  • Sagittal synostosis: The sagittal suture runs from front to back on the top of the head.

  • Coronal synostosis: The coronal suture runs from each ear to the top of the head.

  • Metopic synostosis: The metopic suture runs from the top of the head down to the forehead.

  • Lambdoid synostosis: The lambdoid suture runs across the back of the head.

Diagnosis and Treatment

Craniosynostosis is usually diagnosed in the first few months of a baby’s life, either through physical examination or imaging tests such as a CT scan or MRI. Once diagnosed, treatment typically involves surgery to reshape the skull and relieve pressure on the brain. The timing and approach to surgery will depend on the type and severity of the condition, as well as the overall health of the child.

Living with Craniosynostosis

While the idea of surgery may be daunting, it’s important to remember that most children with craniosynostosis go on to live happy, healthy lives after treatment. Early intervention and appropriate care can help minimize potential developmental delays and ensure the best possible outcome for your child.

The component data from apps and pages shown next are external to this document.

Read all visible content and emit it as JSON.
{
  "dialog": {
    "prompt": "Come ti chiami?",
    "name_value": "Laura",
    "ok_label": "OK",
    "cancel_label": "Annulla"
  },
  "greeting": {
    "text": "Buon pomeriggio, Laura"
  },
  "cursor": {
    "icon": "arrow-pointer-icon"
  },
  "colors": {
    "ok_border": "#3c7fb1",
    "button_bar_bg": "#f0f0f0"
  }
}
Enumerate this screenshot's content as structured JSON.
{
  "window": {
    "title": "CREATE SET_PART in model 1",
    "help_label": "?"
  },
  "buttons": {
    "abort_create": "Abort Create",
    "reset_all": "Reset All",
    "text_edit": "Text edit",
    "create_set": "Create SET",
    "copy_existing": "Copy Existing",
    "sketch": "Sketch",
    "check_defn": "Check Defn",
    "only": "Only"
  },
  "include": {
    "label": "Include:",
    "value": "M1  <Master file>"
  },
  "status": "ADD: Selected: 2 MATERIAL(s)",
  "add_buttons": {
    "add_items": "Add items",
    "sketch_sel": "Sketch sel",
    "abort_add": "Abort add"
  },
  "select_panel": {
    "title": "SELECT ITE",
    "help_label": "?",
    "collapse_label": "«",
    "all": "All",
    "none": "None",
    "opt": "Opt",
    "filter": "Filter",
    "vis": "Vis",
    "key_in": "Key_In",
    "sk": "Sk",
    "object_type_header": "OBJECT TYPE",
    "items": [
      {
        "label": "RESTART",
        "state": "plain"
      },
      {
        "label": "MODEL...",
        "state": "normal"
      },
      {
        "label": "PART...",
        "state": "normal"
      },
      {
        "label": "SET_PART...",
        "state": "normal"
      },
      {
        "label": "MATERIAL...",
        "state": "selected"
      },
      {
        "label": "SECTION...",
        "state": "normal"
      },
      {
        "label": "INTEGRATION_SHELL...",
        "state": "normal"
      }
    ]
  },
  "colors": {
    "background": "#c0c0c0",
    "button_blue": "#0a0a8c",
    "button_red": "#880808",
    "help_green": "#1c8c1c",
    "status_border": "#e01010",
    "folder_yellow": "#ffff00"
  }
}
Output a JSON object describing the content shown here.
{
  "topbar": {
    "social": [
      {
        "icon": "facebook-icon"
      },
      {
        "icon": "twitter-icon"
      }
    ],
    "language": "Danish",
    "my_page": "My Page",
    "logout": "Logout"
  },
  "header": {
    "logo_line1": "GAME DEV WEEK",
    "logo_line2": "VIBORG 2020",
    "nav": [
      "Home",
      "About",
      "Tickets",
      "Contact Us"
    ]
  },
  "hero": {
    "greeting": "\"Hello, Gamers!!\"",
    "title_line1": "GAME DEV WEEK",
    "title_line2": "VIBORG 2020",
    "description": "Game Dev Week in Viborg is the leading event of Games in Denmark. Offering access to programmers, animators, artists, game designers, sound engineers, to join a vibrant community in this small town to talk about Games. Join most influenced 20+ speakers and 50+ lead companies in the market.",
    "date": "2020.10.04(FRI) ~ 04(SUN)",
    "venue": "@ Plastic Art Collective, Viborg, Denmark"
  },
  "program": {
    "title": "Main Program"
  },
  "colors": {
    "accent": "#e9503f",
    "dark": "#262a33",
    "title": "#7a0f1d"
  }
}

Craniosynostosis can be a lot to take in, but with the right information and support, you can help your child navigate through this condition and thrive. Remember that you’re not alone, and there are many resources and medical professionals available to help you every step of the way. Stay strong, stay informed, and never hesitate to reach out for help when you need it.

FAQs about Craniosynostosis

Q: Will my child’s head shape improve on its own?

A: In most cases, the head shape will not correct itself without surgical intervention. It’s important to consult with a healthcare professional to determine the best course of action for your child.

Q: How long does recovery take after craniosynostosis surgery?

A: Recovery time can vary, but most children will need several weeks to fully recover from craniosynostosis surgery. Your child’s healthcare team will provide you with specific guidelines for post-operative care and follow-up appointments.

Q: Will my child have long-term developmental issues after surgery?

A: With proper medical care and early intervention, the vast majority of children with craniosynostosis go on to develop normally and lead healthy lives. It’s important to closely monitor your child’s development and seek early intervention services if needed.